Date of this Version
June 3, 2009 in The China Beat http://www.thechinabeat.org/
In Taiwan, June 4 marks another anniversary, namely the 185th day of Chen Shuibian’s detention without having been convicted of a crime. Chen was first ordered to be held in custody on the night of November 11, 2008, with actual detention beginning on November 12. Taking into account the few days during which he was released in December, Chen’s incarceration has lasted almost 200 days now, with no end in sight. In principle, he can be held in detention indefinitely due to the fact that he has been charged with a felony, and because prosecutors have expressed concerns that Chen might flee the country, engage in collusion with other suspects, or tamper with evidence and witnesses. If a judge agrees with these arguments, an extension can be granted every two months.
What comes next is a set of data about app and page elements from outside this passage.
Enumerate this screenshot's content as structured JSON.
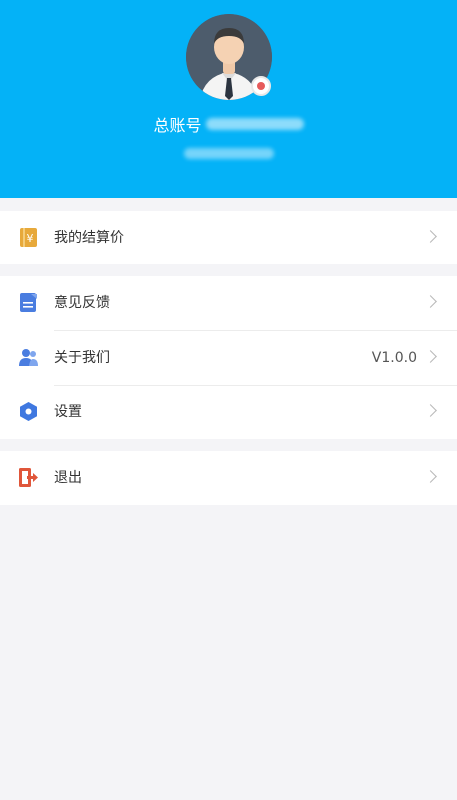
{
  "header": {
    "account_label": "总账号",
    "background_color": "#04b2f7",
    "avatar_icon": "person-avatar-icon"
  },
  "menu": {
    "group1": [
      {
        "label": "我的结算价",
        "icon": "settlement-price-icon"
      }
    ],
    "group2": [
      {
        "label": "意见反馈",
        "icon": "feedback-icon"
      },
      {
        "label": "关于我们",
        "icon": "about-us-icon",
        "value": "V1.0.0"
      },
      {
        "label": "设置",
        "icon": "settings-icon"
      }
    ],
    "group3": [
      {
        "label": "退出",
        "icon": "logout-icon"
      }
    ]
  },
  "colors": {
    "accent_blue": "#04b2f7",
    "settlement_icon": "#e7a93b",
    "feedback_icon": "#4a7de0",
    "settings_icon": "#3f78e0",
    "logout_icon": "#e0563a"
  }
}
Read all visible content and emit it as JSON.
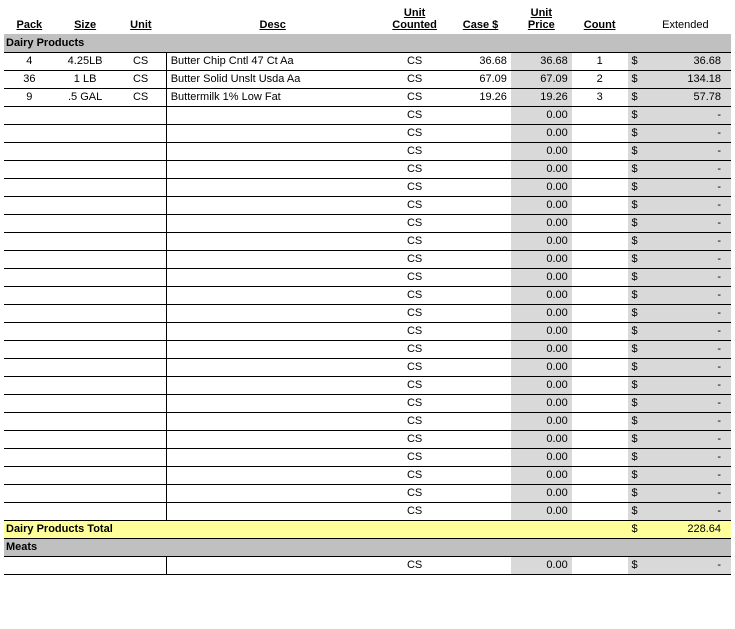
{
  "headers": {
    "pack": "Pack",
    "size": "Size",
    "unit": "Unit",
    "desc": "Desc",
    "unit_counted": "Unit\nCounted",
    "case": "Case $",
    "unit_price": "Unit\nPrice",
    "count": "Count",
    "extended": "Extended"
  },
  "sections": [
    {
      "name": "Dairy Products",
      "rows": [
        {
          "pack": "4",
          "size": "4.25LB",
          "unit": "CS",
          "desc": "Butter Chip Cntl 47 Ct Aa",
          "uc": "CS",
          "case": "36.68",
          "uprice": "36.68",
          "count": "1",
          "dollar": "$",
          "ext": "36.68"
        },
        {
          "pack": "36",
          "size": "1 LB",
          "unit": "CS",
          "desc": "Butter Solid Unslt Usda Aa",
          "uc": "CS",
          "case": "67.09",
          "uprice": "67.09",
          "count": "2",
          "dollar": "$",
          "ext": "134.18"
        },
        {
          "pack": "9",
          "size": ".5 GAL",
          "unit": "CS",
          "desc": "Buttermilk 1% Low Fat",
          "uc": "CS",
          "case": "19.26",
          "uprice": "19.26",
          "count": "3",
          "dollar": "$",
          "ext": "57.78"
        },
        {
          "pack": "",
          "size": "",
          "unit": "",
          "desc": "",
          "uc": "CS",
          "case": "",
          "uprice": "0.00",
          "count": "",
          "dollar": "$",
          "ext": "-"
        },
        {
          "pack": "",
          "size": "",
          "unit": "",
          "desc": "",
          "uc": "CS",
          "case": "",
          "uprice": "0.00",
          "count": "",
          "dollar": "$",
          "ext": "-"
        },
        {
          "pack": "",
          "size": "",
          "unit": "",
          "desc": "",
          "uc": "CS",
          "case": "",
          "uprice": "0.00",
          "count": "",
          "dollar": "$",
          "ext": "-"
        },
        {
          "pack": "",
          "size": "",
          "unit": "",
          "desc": "",
          "uc": "CS",
          "case": "",
          "uprice": "0.00",
          "count": "",
          "dollar": "$",
          "ext": "-"
        },
        {
          "pack": "",
          "size": "",
          "unit": "",
          "desc": "",
          "uc": "CS",
          "case": "",
          "uprice": "0.00",
          "count": "",
          "dollar": "$",
          "ext": "-"
        },
        {
          "pack": "",
          "size": "",
          "unit": "",
          "desc": "",
          "uc": "CS",
          "case": "",
          "uprice": "0.00",
          "count": "",
          "dollar": "$",
          "ext": "-"
        },
        {
          "pack": "",
          "size": "",
          "unit": "",
          "desc": "",
          "uc": "CS",
          "case": "",
          "uprice": "0.00",
          "count": "",
          "dollar": "$",
          "ext": "-"
        },
        {
          "pack": "",
          "size": "",
          "unit": "",
          "desc": "",
          "uc": "CS",
          "case": "",
          "uprice": "0.00",
          "count": "",
          "dollar": "$",
          "ext": "-"
        },
        {
          "pack": "",
          "size": "",
          "unit": "",
          "desc": "",
          "uc": "CS",
          "case": "",
          "uprice": "0.00",
          "count": "",
          "dollar": "$",
          "ext": "-"
        },
        {
          "pack": "",
          "size": "",
          "unit": "",
          "desc": "",
          "uc": "CS",
          "case": "",
          "uprice": "0.00",
          "count": "",
          "dollar": "$",
          "ext": "-"
        },
        {
          "pack": "",
          "size": "",
          "unit": "",
          "desc": "",
          "uc": "CS",
          "case": "",
          "uprice": "0.00",
          "count": "",
          "dollar": "$",
          "ext": "-"
        },
        {
          "pack": "",
          "size": "",
          "unit": "",
          "desc": "",
          "uc": "CS",
          "case": "",
          "uprice": "0.00",
          "count": "",
          "dollar": "$",
          "ext": "-"
        },
        {
          "pack": "",
          "size": "",
          "unit": "",
          "desc": "",
          "uc": "CS",
          "case": "",
          "uprice": "0.00",
          "count": "",
          "dollar": "$",
          "ext": "-"
        },
        {
          "pack": "",
          "size": "",
          "unit": "",
          "desc": "",
          "uc": "CS",
          "case": "",
          "uprice": "0.00",
          "count": "",
          "dollar": "$",
          "ext": "-"
        },
        {
          "pack": "",
          "size": "",
          "unit": "",
          "desc": "",
          "uc": "CS",
          "case": "",
          "uprice": "0.00",
          "count": "",
          "dollar": "$",
          "ext": "-"
        },
        {
          "pack": "",
          "size": "",
          "unit": "",
          "desc": "",
          "uc": "CS",
          "case": "",
          "uprice": "0.00",
          "count": "",
          "dollar": "$",
          "ext": "-"
        },
        {
          "pack": "",
          "size": "",
          "unit": "",
          "desc": "",
          "uc": "CS",
          "case": "",
          "uprice": "0.00",
          "count": "",
          "dollar": "$",
          "ext": "-"
        },
        {
          "pack": "",
          "size": "",
          "unit": "",
          "desc": "",
          "uc": "CS",
          "case": "",
          "uprice": "0.00",
          "count": "",
          "dollar": "$",
          "ext": "-"
        },
        {
          "pack": "",
          "size": "",
          "unit": "",
          "desc": "",
          "uc": "CS",
          "case": "",
          "uprice": "0.00",
          "count": "",
          "dollar": "$",
          "ext": "-"
        },
        {
          "pack": "",
          "size": "",
          "unit": "",
          "desc": "",
          "uc": "CS",
          "case": "",
          "uprice": "0.00",
          "count": "",
          "dollar": "$",
          "ext": "-"
        },
        {
          "pack": "",
          "size": "",
          "unit": "",
          "desc": "",
          "uc": "CS",
          "case": "",
          "uprice": "0.00",
          "count": "",
          "dollar": "$",
          "ext": "-"
        },
        {
          "pack": "",
          "size": "",
          "unit": "",
          "desc": "",
          "uc": "CS",
          "case": "",
          "uprice": "0.00",
          "count": "",
          "dollar": "$",
          "ext": "-"
        },
        {
          "pack": "",
          "size": "",
          "unit": "",
          "desc": "",
          "uc": "CS",
          "case": "",
          "uprice": "0.00",
          "count": "",
          "dollar": "$",
          "ext": "-"
        }
      ],
      "total": {
        "label": "Dairy Products Total",
        "dollar": "$",
        "ext": "228.64"
      }
    },
    {
      "name": "Meats",
      "rows": [
        {
          "pack": "",
          "size": "",
          "unit": "",
          "desc": "",
          "uc": "CS",
          "case": "",
          "uprice": "0.00",
          "count": "",
          "dollar": "$",
          "ext": "-"
        }
      ]
    }
  ]
}
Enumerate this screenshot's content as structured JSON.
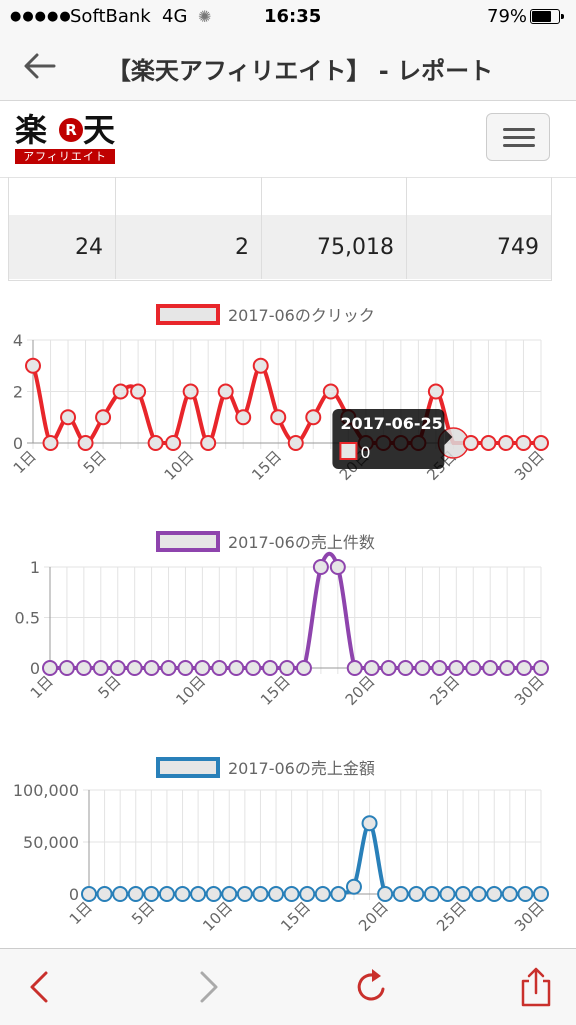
{
  "status_bar": {
    "carrier": "SoftBank",
    "network": "4G",
    "time": "16:35",
    "battery_percent": "79%",
    "battery_level": 0.79
  },
  "nav": {
    "title": "【楽天アフィリエイト】 - レポート"
  },
  "header": {
    "logo_main_left": "楽",
    "logo_r": "R",
    "logo_main_right": "天",
    "logo_sub": "アフィリエイト"
  },
  "summary_values": [
    "24",
    "2",
    "75,018",
    "749"
  ],
  "colors": {
    "clicks": "#e8262b",
    "sales_count": "#8e44ad",
    "sales_amount": "#2980b9",
    "brand": "#bf0000"
  },
  "chart_data": [
    {
      "type": "line",
      "title": "2017-06のクリック",
      "x": [
        "1日",
        "2日",
        "3日",
        "4日",
        "5日",
        "6日",
        "7日",
        "8日",
        "9日",
        "10日",
        "11日",
        "12日",
        "13日",
        "14日",
        "15日",
        "16日",
        "17日",
        "18日",
        "19日",
        "20日",
        "21日",
        "22日",
        "23日",
        "24日",
        "25日",
        "26日",
        "27日",
        "28日",
        "29日",
        "30日"
      ],
      "xtick_labels": [
        "1日",
        "5日",
        "10日",
        "15日",
        "20日",
        "25日",
        "30日"
      ],
      "series": [
        {
          "name": "2017-06のクリック",
          "values": [
            3,
            0,
            1,
            0,
            1,
            2,
            2,
            0,
            0,
            2,
            0,
            2,
            1,
            3,
            1,
            0,
            1,
            2,
            1,
            0,
            0,
            0,
            0,
            2,
            0,
            0,
            0,
            0,
            0,
            0
          ]
        }
      ],
      "ylim": [
        0,
        4
      ],
      "yticks": [
        "0",
        "2",
        "4"
      ],
      "grid": true,
      "legend": "top-center",
      "tooltip": {
        "index": 24,
        "title": "2017-06-25",
        "value": "0"
      }
    },
    {
      "type": "line",
      "title": "2017-06の売上件数",
      "x": [
        "1日",
        "2日",
        "3日",
        "4日",
        "5日",
        "6日",
        "7日",
        "8日",
        "9日",
        "10日",
        "11日",
        "12日",
        "13日",
        "14日",
        "15日",
        "16日",
        "17日",
        "18日",
        "19日",
        "20日",
        "21日",
        "22日",
        "23日",
        "24日",
        "25日",
        "26日",
        "27日",
        "28日",
        "29日",
        "30日"
      ],
      "xtick_labels": [
        "1日",
        "5日",
        "10日",
        "15日",
        "20日",
        "25日",
        "30日"
      ],
      "series": [
        {
          "name": "2017-06の売上件数",
          "values": [
            0,
            0,
            0,
            0,
            0,
            0,
            0,
            0,
            0,
            0,
            0,
            0,
            0,
            0,
            0,
            0,
            1,
            1,
            0,
            0,
            0,
            0,
            0,
            0,
            0,
            0,
            0,
            0,
            0,
            0
          ]
        }
      ],
      "ylim": [
        0,
        1
      ],
      "yticks": [
        "0",
        "0.5",
        "1"
      ],
      "grid": true,
      "legend": "top-center"
    },
    {
      "type": "line",
      "title": "2017-06の売上金額",
      "x": [
        "1日",
        "2日",
        "3日",
        "4日",
        "5日",
        "6日",
        "7日",
        "8日",
        "9日",
        "10日",
        "11日",
        "12日",
        "13日",
        "14日",
        "15日",
        "16日",
        "17日",
        "18日",
        "19日",
        "20日",
        "21日",
        "22日",
        "23日",
        "24日",
        "25日",
        "26日",
        "27日",
        "28日",
        "29日",
        "30日"
      ],
      "xtick_labels": [
        "1日",
        "5日",
        "10日",
        "15日",
        "20日",
        "25日",
        "30日"
      ],
      "series": [
        {
          "name": "2017-06の売上金額",
          "values": [
            0,
            0,
            0,
            0,
            0,
            0,
            0,
            0,
            0,
            0,
            0,
            0,
            0,
            0,
            0,
            0,
            0,
            7000,
            68000,
            0,
            0,
            0,
            0,
            0,
            0,
            0,
            0,
            0,
            0,
            0
          ]
        }
      ],
      "ylim": [
        0,
        100000
      ],
      "yticks": [
        "0",
        "50,000",
        "100,000"
      ],
      "grid": true,
      "legend": "top-center"
    }
  ]
}
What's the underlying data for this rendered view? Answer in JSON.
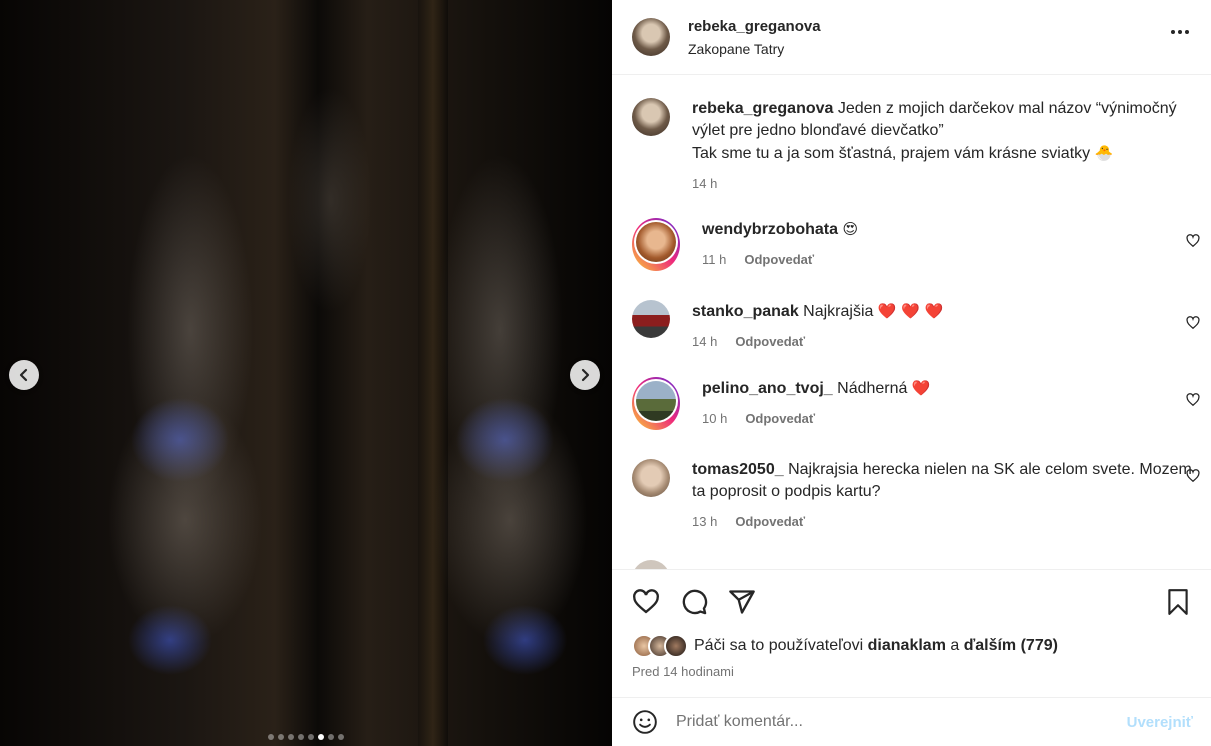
{
  "post": {
    "slide_count": 8,
    "active_slide": 6
  },
  "header": {
    "username": "rebeka_greganova",
    "location": "Zakopane Tatry"
  },
  "caption": {
    "username": "rebeka_greganova",
    "text_line1": "Jeden z mojich darčekov mal názov “výnimočný výlet pre jedno blonďavé dievčatko”",
    "text_line2": "Tak sme tu a ja som šťastná, prajem vám krásne sviatky",
    "emoji": "🐣",
    "time": "14 h"
  },
  "comments": [
    {
      "username": "wendybrzobohata",
      "text": "",
      "emoji": "😍",
      "time": "11 h",
      "reply_label": "Odpovedať"
    },
    {
      "username": "stanko_panak",
      "text": "Najkrajšia",
      "emoji": "❤️ ❤️ ❤️",
      "time": "14 h",
      "reply_label": "Odpovedať"
    },
    {
      "username": "pelino_ano_tvoj_",
      "text": "Nádherná",
      "emoji": "❤️",
      "time": "10 h",
      "reply_label": "Odpovedať"
    },
    {
      "username": "tomas2050_",
      "text": "Najkrajsia herecka nielen na SK ale celom svete. Mozem ta poprosit o podpis kartu?",
      "emoji": "",
      "time": "13 h",
      "reply_label": "Odpovedať"
    }
  ],
  "likes": {
    "prefix": "Páči sa to používateľovi",
    "user": "dianaklam",
    "middle": "a",
    "others": "ďalším (779)"
  },
  "time_ago": "Pred 14 hodinami",
  "comment_box": {
    "placeholder": "Pridať komentár...",
    "post_label": "Uverejniť"
  },
  "colors": {
    "accent": "#0095f6",
    "post_disabled": "#b2dffc",
    "heart": "#ed4956"
  }
}
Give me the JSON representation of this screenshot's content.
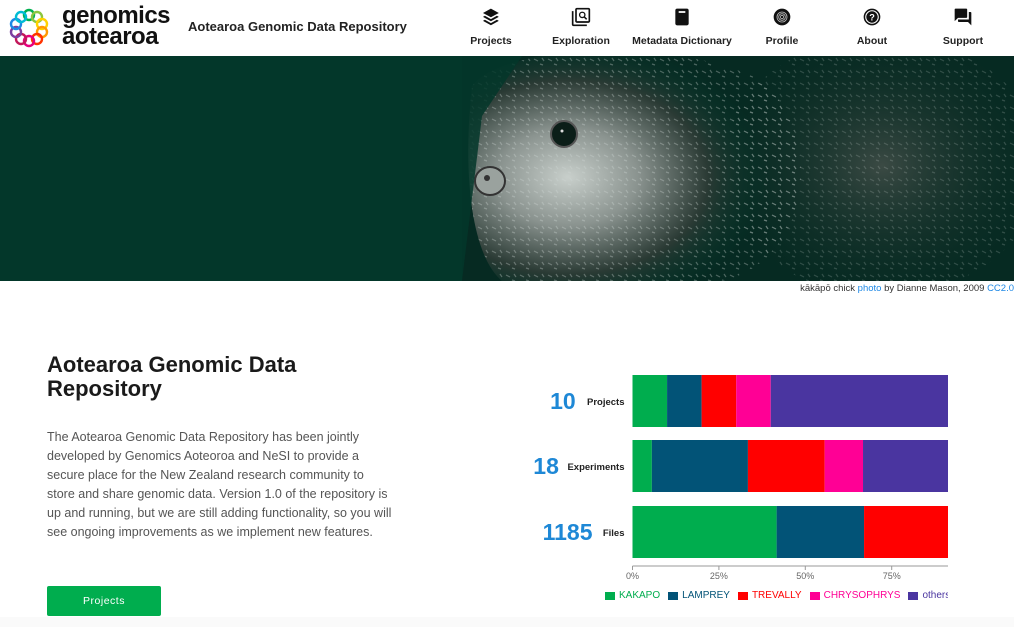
{
  "header": {
    "logo_text_line1": "genomics",
    "logo_text_line2": "aotearoa",
    "site_title": "Aotearoa Genomic Data Repository",
    "nav": [
      {
        "label": "Projects",
        "icon": "layers-icon"
      },
      {
        "label": "Exploration",
        "icon": "image-search-icon"
      },
      {
        "label": "Metadata Dictionary",
        "icon": "book-icon"
      },
      {
        "label": "Profile",
        "icon": "fingerprint-icon"
      },
      {
        "label": "About",
        "icon": "help-circle-icon"
      },
      {
        "label": "Support",
        "icon": "forum-icon"
      }
    ]
  },
  "hero": {
    "caption_prefix": "kākāpō chick ",
    "caption_link": "photo",
    "caption_middle": " by Dianne Mason, 2009 ",
    "caption_license": "CC2.0"
  },
  "intro": {
    "title": "Aotearoa Genomic Data Repository",
    "body": "The Aotearoa Genomic Data Repository has been jointly developed by Genomics Aoteoroa and NeSI to provide a secure place for the New Zealand research community to store and share genomic data. Version 1.0 of the repository is up and running, but we are still adding functionality, so you will see ongoing improvements as we implement new features.",
    "button_label": "Projects"
  },
  "chart_data": {
    "type": "bar",
    "orientation": "horizontal",
    "stacked": "percent",
    "categories": [
      "Projects",
      "Experiments",
      "Files"
    ],
    "totals": [
      10,
      18,
      1185
    ],
    "series": [
      {
        "name": "KAKAPO",
        "color": "#00ad4e",
        "values": [
          10,
          5.6,
          41.7
        ]
      },
      {
        "name": "LAMPREY",
        "color": "#025377",
        "values": [
          10,
          27.8,
          25.3
        ]
      },
      {
        "name": "TREVALLY",
        "color": "#ff0000",
        "values": [
          10,
          22.2,
          33.0
        ]
      },
      {
        "name": "CHRYSOPHRYS",
        "color": "#ff0095",
        "values": [
          10,
          11.1,
          0
        ]
      },
      {
        "name": "others",
        "color": "#4a35a0",
        "values": [
          60,
          33.3,
          0
        ]
      }
    ],
    "x_ticks": [
      "0%",
      "25%",
      "50%",
      "75%"
    ],
    "xlim": [
      0,
      100
    ],
    "legend_position": "bottom"
  }
}
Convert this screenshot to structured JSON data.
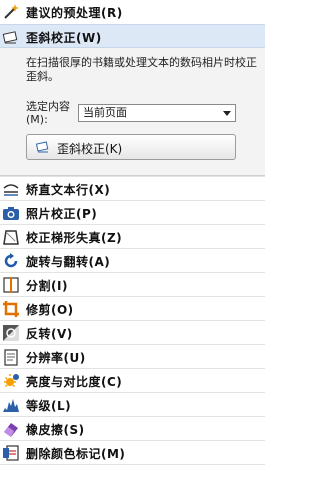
{
  "menu_top": [
    {
      "label": "建议的预处理(R)",
      "icon": "wand-icon"
    },
    {
      "label": "歪斜校正(W)",
      "icon": "deskew-icon"
    }
  ],
  "deskew_panel": {
    "description": "在扫描很厚的书籍或处理文本的数码相片时校正歪斜。",
    "select_label": "选定内容(M):",
    "select_value": "当前页面",
    "button_label": "歪斜校正(K)"
  },
  "menu_items": [
    {
      "label": "矫直文本行(X)",
      "icon": "straighten-lines-icon"
    },
    {
      "label": "照片校正(P)",
      "icon": "camera-icon"
    },
    {
      "label": "校正梯形失真(Z)",
      "icon": "trapezoid-icon"
    },
    {
      "label": "旋转与翻转(A)",
      "icon": "rotate-icon"
    },
    {
      "label": "分割(I)",
      "icon": "split-icon"
    },
    {
      "label": "修剪(O)",
      "icon": "crop-icon"
    },
    {
      "label": "反转(V)",
      "icon": "invert-icon"
    },
    {
      "label": "分辨率(U)",
      "icon": "resolution-icon"
    },
    {
      "label": "亮度与对比度(C)",
      "icon": "brightness-icon"
    },
    {
      "label": "等级(L)",
      "icon": "levels-icon"
    },
    {
      "label": "橡皮擦(S)",
      "icon": "eraser-icon"
    },
    {
      "label": "删除颜色标记(M)",
      "icon": "remove-color-marks-icon"
    }
  ]
}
Efforts by Chen and his legal team to challenge prosecutorial evidence in court have also served to lengthen the term of his detention.
Despite the fact that his detention started on November 12, the Supreme Prosecutors’ Office did not indict Chen until December 12, charging him with accepting bribes, laundering political donations, and looting public funds. The extent of Chen’s corruption (as well as that of his family members) is said to have extended to the tens of millions of U.S. dollars, and lasted throughout his 2000-2008 presidency. Legal proceedings are currently underway to determine the guilt or innocence of those accused. Chen’s wife has also been indicted, while just yesterday his son and daughter were listed as defendants and may be charged with perjury.
When the state decides to break an individual, it can draw on an array of weapons in its arsenal, including torture, imprisonment, harassment (often extending to loved ones and friends), confiscation of property, and the denial of citizen’s privileges, all of which involve the stripping away of an individual’s human rights. Another form of this abrogation is detention, with its resulting loss of freedom and daily humiliations.